(Data records)
====
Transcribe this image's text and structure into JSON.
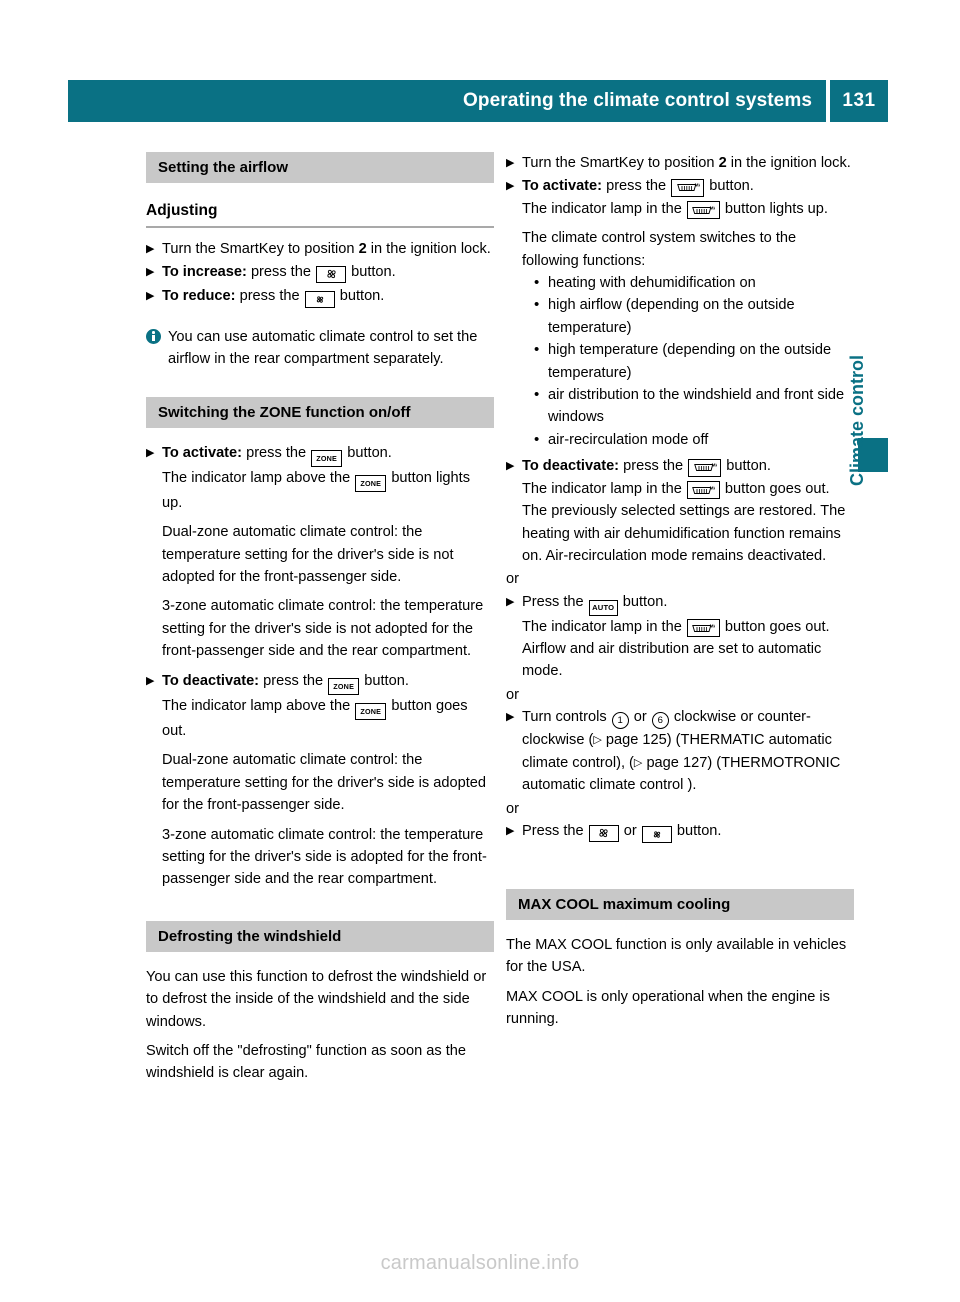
{
  "header": {
    "title": "Operating the climate control systems",
    "page_number": "131",
    "bar_color": "#0a7184"
  },
  "side_tab": {
    "label": "Climate control",
    "color": "#0a7184"
  },
  "watermark": "carmanualsonline.info",
  "icons": {
    "fan_big": "fan-high-icon",
    "fan_small": "fan-low-icon",
    "zone_label": "ZONE",
    "defrost_max_label": "MAX",
    "auto_label": "AUTO",
    "info": "info-icon",
    "ref_arrow": "▷",
    "step_marker": "▶",
    "round_bullet": "•"
  },
  "left_column": {
    "section1": {
      "band": "Setting the airflow",
      "subheading": "Adjusting",
      "steps": [
        {
          "bold": "",
          "text_before": "Turn the SmartKey to position ",
          "bold_inline": "2",
          "text_after": " in the ignition lock."
        },
        {
          "bold": "To increase:",
          "text_before": " press the ",
          "icon": "fan-high-icon",
          "text_after": " button."
        },
        {
          "bold": "To reduce:",
          "text_before": " press the ",
          "icon": "fan-low-icon",
          "text_after": " button."
        }
      ],
      "note": "You can use automatic climate control to set the airflow in the rear compartment separately."
    },
    "section2": {
      "band": "Switching the ZONE function on/off",
      "activate": {
        "bold": "To activate:",
        "text_before": " press the ",
        "icon_label": "ZONE",
        "text_after": " button.",
        "line2_a": "The indicator lamp above the ",
        "line2_b": " button lights up.",
        "para_dual": "Dual-zone automatic climate control: the temperature setting for the driver's side is not adopted for the front-passenger side.",
        "para_3zone": "3-zone automatic climate control: the temperature setting for the driver's side is not adopted for the front-passenger side and the rear compartment."
      },
      "deactivate": {
        "bold": "To deactivate:",
        "text_before": " press the ",
        "icon_label": "ZONE",
        "text_after": " button.",
        "line2_a": "The indicator lamp above the ",
        "line2_b": " button goes out.",
        "para_dual": "Dual-zone automatic climate control: the temperature setting for the driver's side is adopted for the front-passenger side.",
        "para_3zone": "3-zone automatic climate control: the temperature setting for the driver's side is adopted for the front-passenger side and the rear compartment."
      }
    },
    "section3": {
      "band": "Defrosting the windshield",
      "para1": "You can use this function to defrost the windshield or to defrost the inside of the windshield and the side windows.",
      "para2": "Switch off the \"defrosting\" function as soon as the windshield is clear again."
    }
  },
  "right_column": {
    "steps_top": {
      "step1_before": "Turn the SmartKey to position ",
      "step1_bold": "2",
      "step1_after": " in the ignition lock.",
      "activate_bold": "To activate:",
      "activate_before": " press the ",
      "activate_after": " button.",
      "activate_line2_a": "The indicator lamp in the ",
      "activate_line2_b": " button lights up.",
      "switches_text": "The climate control system switches to the following functions:",
      "functions": [
        "heating with dehumidification on",
        "high airflow (depending on the outside temperature)",
        "high temperature (depending on the outside temperature)",
        "air distribution to the windshield and front side windows",
        "air-recirculation mode off"
      ]
    },
    "deactivate": {
      "bold": "To deactivate:",
      "text_before": " press the ",
      "text_after": " button.",
      "line2_a": "The indicator lamp in the ",
      "line2_b": " button goes out. The previously selected settings are restored. The heating with air dehumidification function remains on. Air-recirculation mode remains deactivated."
    },
    "or_1": "or",
    "auto_step": {
      "text_before": "Press the ",
      "icon_label": "AUTO",
      "text_after": " button.",
      "line2_a": "The indicator lamp in the ",
      "line2_b": " button goes out. Airflow and air distribution are set to automatic mode."
    },
    "or_2": "or",
    "controls_step": {
      "text_a": "Turn controls ",
      "control_1": "1",
      "text_b": " or ",
      "control_2": "6",
      "text_c": " clockwise or counter-clockwise (",
      "ref_1": " page 125",
      "text_d": ") (THERMATIC automatic climate control), (",
      "ref_2": " page 127",
      "text_e": ") (THERMOTRONIC automatic climate control )."
    },
    "or_3": "or",
    "fan_step": {
      "text_before": "Press the ",
      "text_middle": " or ",
      "text_after": " button."
    },
    "max_cool": {
      "band": "MAX COOL maximum cooling",
      "para1": "The MAX COOL function is only available in vehicles for the USA.",
      "para2": "MAX COOL is only operational when the engine is running."
    }
  }
}
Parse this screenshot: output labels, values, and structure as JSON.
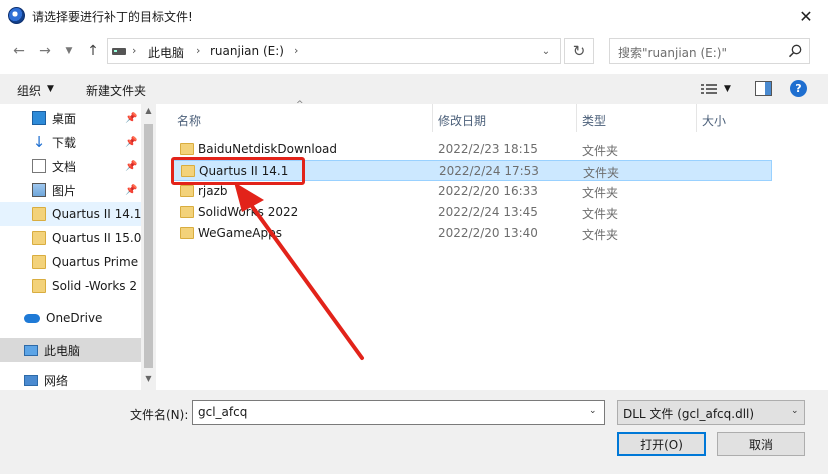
{
  "window": {
    "title": "请选择要进行补丁的目标文件!",
    "close_glyph": "✕"
  },
  "address": {
    "crumbs": [
      "此电脑",
      "ruanjian (E:)"
    ],
    "separator": "›",
    "search_placeholder": "搜索\"ruanjian (E:)\""
  },
  "toolbar": {
    "organize_label": "组织",
    "new_folder_label": "新建文件夹",
    "help_label": "?"
  },
  "nav": {
    "items": [
      {
        "label": "桌面",
        "icon": "desktop-icon",
        "pinned": true
      },
      {
        "label": "下载",
        "icon": "download-icon",
        "pinned": true
      },
      {
        "label": "文档",
        "icon": "document-icon",
        "pinned": true
      },
      {
        "label": "图片",
        "icon": "picture-icon",
        "pinned": true
      },
      {
        "label": "Quartus II 14.1",
        "icon": "folder-icon",
        "selected": true
      },
      {
        "label": "Quartus II 15.0",
        "icon": "folder-icon"
      },
      {
        "label": "Quartus Prime",
        "icon": "folder-icon"
      },
      {
        "label": "Solid -Works 2",
        "icon": "folder-icon"
      },
      {
        "label": "OneDrive",
        "icon": "cloud-icon"
      },
      {
        "label": "此电脑",
        "icon": "computer-icon",
        "highlighted": true
      },
      {
        "label": "网络",
        "icon": "network-icon"
      }
    ]
  },
  "files": {
    "columns": [
      "名称",
      "修改日期",
      "类型",
      "大小"
    ],
    "rows": [
      {
        "name": "BaiduNetdiskDownload",
        "date": "2022/2/23 18:15",
        "type": "文件夹"
      },
      {
        "name": "Quartus II 14.1",
        "date": "2022/2/24 17:53",
        "type": "文件夹",
        "selected": true
      },
      {
        "name": "rjazb",
        "date": "2022/2/20 16:33",
        "type": "文件夹"
      },
      {
        "name": "SolidWorks 2022",
        "date": "2022/2/24 13:45",
        "type": "文件夹"
      },
      {
        "name": "WeGameApps",
        "date": "2022/2/20 13:40",
        "type": "文件夹"
      }
    ]
  },
  "bottom": {
    "filename_label": "文件名(N):",
    "filename_value": "gcl_afcq",
    "filetype_value": "DLL 文件 (gcl_afcq.dll)",
    "open_label": "打开(O)",
    "cancel_label": "取消"
  },
  "colors": {
    "annotation_red": "#e2231a",
    "selection_blue": "#cce8ff",
    "accent": "#0078d7"
  }
}
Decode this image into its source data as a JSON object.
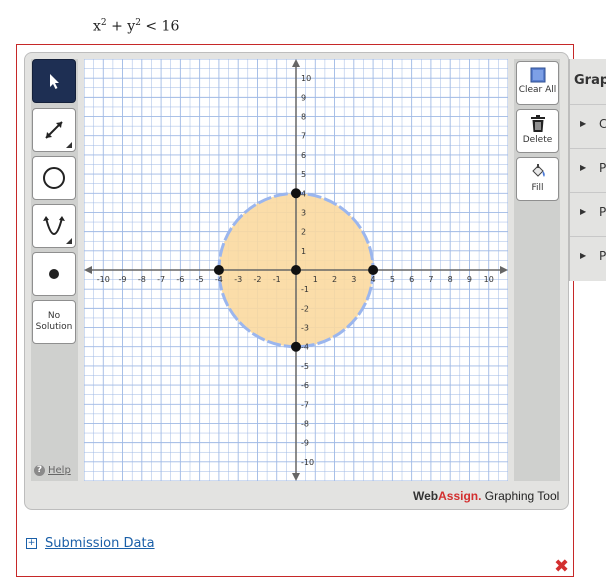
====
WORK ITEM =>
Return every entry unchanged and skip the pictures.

WRITTEN ANSWER =>
Transcribe this image's text and structure into JSON.
{
  "header": {
    "title": "Operating the climate control systems",
    "page_number": "131",
    "bar_color": "#0a7184"
  },
  "side_tab": {
    "label": "Climate control",
    "color": "#0a7184"
  },
  "watermark": "carmanualsonline.info",
  "icons": {
    "fan_big": "fan-high-icon",
    "fan_small": "fan-low-icon",
    "zone_label": "ZONE",
    "defrost_max_label": "MAX",
    "auto_label": "AUTO",
    "info": "info-icon",
    "ref_arrow": "▷",
    "step_marker": "▶",
    "round_bullet": "•"
  },
  "left_column": {
    "section1": {
      "band": "Setting the airflow",
      "subheading": "Adjusting",
      "steps": [
        {
          "bold": "",
          "text_before": "Turn the SmartKey to position ",
          "bold_inline": "2",
          "text_after": " in the ignition lock."
        },
        {
          "bold": "To increase:",
          "text_before": " press the ",
          "icon": "fan-high-icon",
          "text_after": " button."
        },
        {
          "bold": "To reduce:",
          "text_before": " press the ",
          "icon": "fan-low-icon",
          "text_after": " button."
        }
      ],
      "note": "You can use automatic climate control to set the airflow in the rear compartment separately."
    },
    "section2": {
      "band": "Switching the ZONE function on/off",
      "activate": {
        "bold": "To activate:",
        "text_before": " press the ",
        "icon_label": "ZONE",
        "text_after": " button.",
        "line2_a": "The indicator lamp above the ",
        "line2_b": " button lights up.",
        "para_dual": "Dual-zone automatic climate control: the temperature setting for the driver's side is not adopted for the front-passenger side.",
        "para_3zone": "3-zone automatic climate control: the temperature setting for the driver's side is not adopted for the front-passenger side and the rear compartment."
      },
      "deactivate": {
        "bold": "To deactivate:",
        "text_before": " press the ",
        "icon_label": "ZONE",
        "text_after": " button.",
        "line2_a": "The indicator lamp above the ",
        "line2_b": " button goes out.",
        "para_dual": "Dual-zone automatic climate control: the temperature setting for the driver's side is adopted for the front-passenger side.",
        "para_3zone": "3-zone automatic climate control: the temperature setting for the driver's side is adopted for the front-passenger side and the rear compartment."
      }
    },
    "section3": {
      "band": "Defrosting the windshield",
      "para1": "You can use this function to defrost the windshield or to defrost the inside of the windshield and the side windows.",
      "para2": "Switch off the \"defrosting\" function as soon as the windshield is clear again."
    }
  },
  "right_column": {
    "steps_top": {
      "step1_before": "Turn the SmartKey to position ",
      "step1_bold": "2",
      "step1_after": " in the ignition lock.",
      "activate_bold": "To activate:",
      "activate_before": " press the ",
      "activate_after": " button.",
      "activate_line2_a": "The indicator lamp in the ",
      "activate_line2_b": " button lights up.",
      "switches_text": "The climate control system switches to the following functions:",
      "functions": [
        "heating with dehumidification on",
        "high airflow (depending on the outside temperature)",
        "high temperature (depending on the outside temperature)",
        "air distribution to the windshield and front side windows",
        "air-recirculation mode off"
      ]
    },
    "deactivate": {
      "bold": "To deactivate:",
      "text_before": " press the ",
      "text_after": " button.",
      "line2_a": "The indicator lamp in the ",
      "line2_b": " button goes out. The previously selected settings are restored. The heating with air dehumidification function remains on. Air-recirculation mode remains deactivated."
    },
    "or_1": "or",
    "auto_step": {
      "text_before": "Press the ",
      "icon_label": "AUTO",
      "text_after": " button.",
      "line2_a": "The indicator lamp in the ",
      "line2_b": " button goes out. Airflow and air distribution are set to automatic mode."
    },
    "or_2": "or",
    "controls_step": {
      "text_a": "Turn controls ",
      "control_1": "1",
      "text_b": " or ",
      "control_2": "6",
      "text_c": " clockwise or counter-clockwise (",
      "ref_1": " page 125",
      "text_d": ") (THERMATIC automatic climate control), (",
      "ref_2": " page 127",
      "text_e": ") (THERMOTRONIC automatic climate control )."
    },
    "or_3": "or",
    "fan_step": {
      "text_before": "Press the ",
      "text_middle": " or ",
      "text_after": " button."
    },
    "max_cool": {
      "band": "MAX COOL maximum cooling",
      "para1": "The MAX COOL function is only available in vehicles for the USA.",
      "para2": "MAX COOL is only operational when the engine is running."
    }
  }
}
Parse this screenshot: output labels, values, and structure as JSON.
{
  "window": {
    "title": "请选择要进行补丁的目标文件!",
    "close_glyph": "✕"
  },
  "address": {
    "crumbs": [
      "此电脑",
      "ruanjian (E:)"
    ],
    "separator": "›",
    "search_placeholder": "搜索\"ruanjian (E:)\""
  },
  "toolbar": {
    "organize_label": "组织",
    "new_folder_label": "新建文件夹",
    "help_label": "?"
  },
  "nav": {
    "items": [
      {
        "label": "桌面",
        "icon": "desktop-icon",
        "pinned": true
      },
      {
        "label": "下载",
        "icon": "download-icon",
        "pinned": true
      },
      {
        "label": "文档",
        "icon": "document-icon",
        "pinned": true
      },
      {
        "label": "图片",
        "icon": "picture-icon",
        "pinned": true
      },
      {
        "label": "Quartus II 14.1",
        "icon": "folder-icon",
        "selected": true
      },
      {
        "label": "Quartus II 15.0",
        "icon": "folder-icon"
      },
      {
        "label": "Quartus Prime",
        "icon": "folder-icon"
      },
      {
        "label": "Solid -Works 2",
        "icon": "folder-icon"
      },
      {
        "label": "OneDrive",
        "icon": "cloud-icon"
      },
      {
        "label": "此电脑",
        "icon": "computer-icon",
        "highlighted": true
      },
      {
        "label": "网络",
        "icon": "network-icon"
      }
    ]
  },
  "files": {
    "columns": [
      "名称",
      "修改日期",
      "类型",
      "大小"
    ],
    "rows": [
      {
        "name": "BaiduNetdiskDownload",
        "date": "2022/2/23 18:15",
        "type": "文件夹"
      },
      {
        "name": "Quartus II 14.1",
        "date": "2022/2/24 17:53",
        "type": "文件夹",
        "selected": true
      },
      {
        "name": "rjazb",
        "date": "2022/2/20 16:33",
        "type": "文件夹"
      },
      {
        "name": "SolidWorks 2022",
        "date": "2022/2/24 13:45",
        "type": "文件夹"
      },
      {
        "name": "WeGameApps",
        "date": "2022/2/20 13:40",
        "type": "文件夹"
      }
    ]
  },
  "bottom": {
    "filename_label": "文件名(N):",
    "filename_value": "gcl_afcq",
    "filetype_value": "DLL 文件 (gcl_afcq.dll)",
    "open_label": "打开(O)",
    "cancel_label": "取消"
  },
  "colors": {
    "annotation_red": "#e2231a",
    "selection_blue": "#cce8ff",
    "accent": "#0078d7"
  }
}
Decode this image into its source data as a JSON object.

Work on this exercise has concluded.